• _Dataset records_

· · · · ·

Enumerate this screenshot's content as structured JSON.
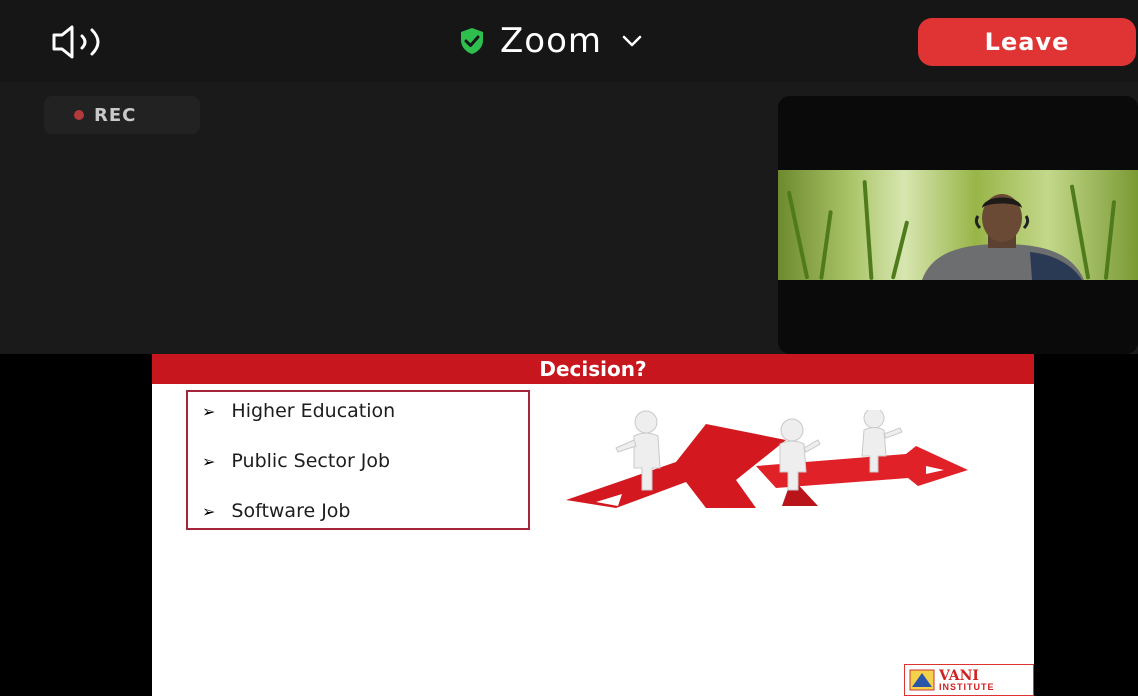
{
  "topbar": {
    "app_title": "Zoom",
    "leave_label": "Leave",
    "speaker_icon": "speaker-icon",
    "secure_icon": "shield-check-icon",
    "dropdown_icon": "chevron-down-icon"
  },
  "meeting": {
    "rec_label": "REC",
    "rec_color": "#b3393c"
  },
  "slide": {
    "title": "Decision?",
    "header_color": "#c8161e",
    "bullets": [
      "Higher Education",
      "Public Sector Job",
      "Software Job"
    ],
    "bullet_marker": "➢",
    "logo": {
      "name": "VANI",
      "subtitle": "INSTITUTE"
    }
  },
  "colors": {
    "leave": "#e03434",
    "shield": "#2fbf4f",
    "background": "#1a1a1a"
  }
}
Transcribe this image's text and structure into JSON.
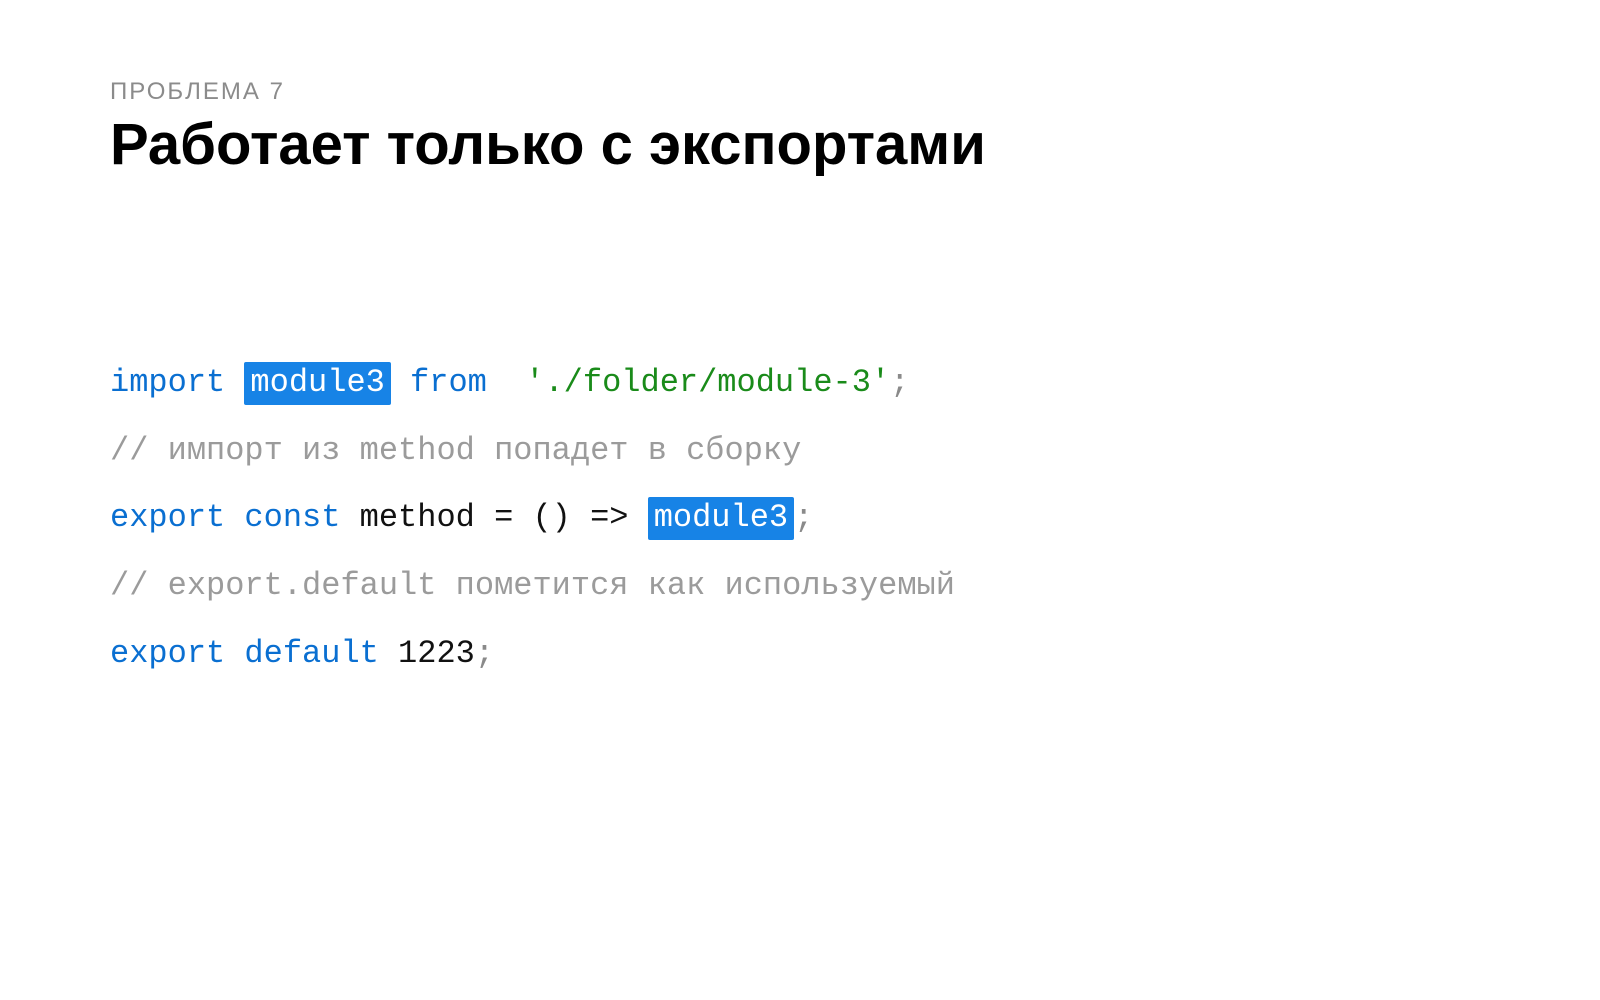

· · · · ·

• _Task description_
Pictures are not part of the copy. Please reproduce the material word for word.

• _Expected answer_
Enumerate this screenshot's content as structured JSON.
{
  "topbar": {
    "app_title": "Zoom",
    "leave_label": "Leave",
    "speaker_icon": "speaker-icon",
    "secure_icon": "shield-check-icon",
    "dropdown_icon": "chevron-down-icon"
  },
  "meeting": {
    "rec_label": "REC",
    "rec_color": "#b3393c"
  },
  "slide": {
    "title": "Decision?",
    "header_color": "#c8161e",
    "bullets": [
      "Higher Education",
      "Public Sector Job",
      "Software Job"
    ],
    "bullet_marker": "➢",
    "logo": {
      "name": "VANI",
      "subtitle": "INSTITUTE"
    }
  },
  "colors": {
    "leave": "#e03434",
    "shield": "#2fbf4f",
    "background": "#1a1a1a"
  }
}
Transcribe this image's text and structure into JSON.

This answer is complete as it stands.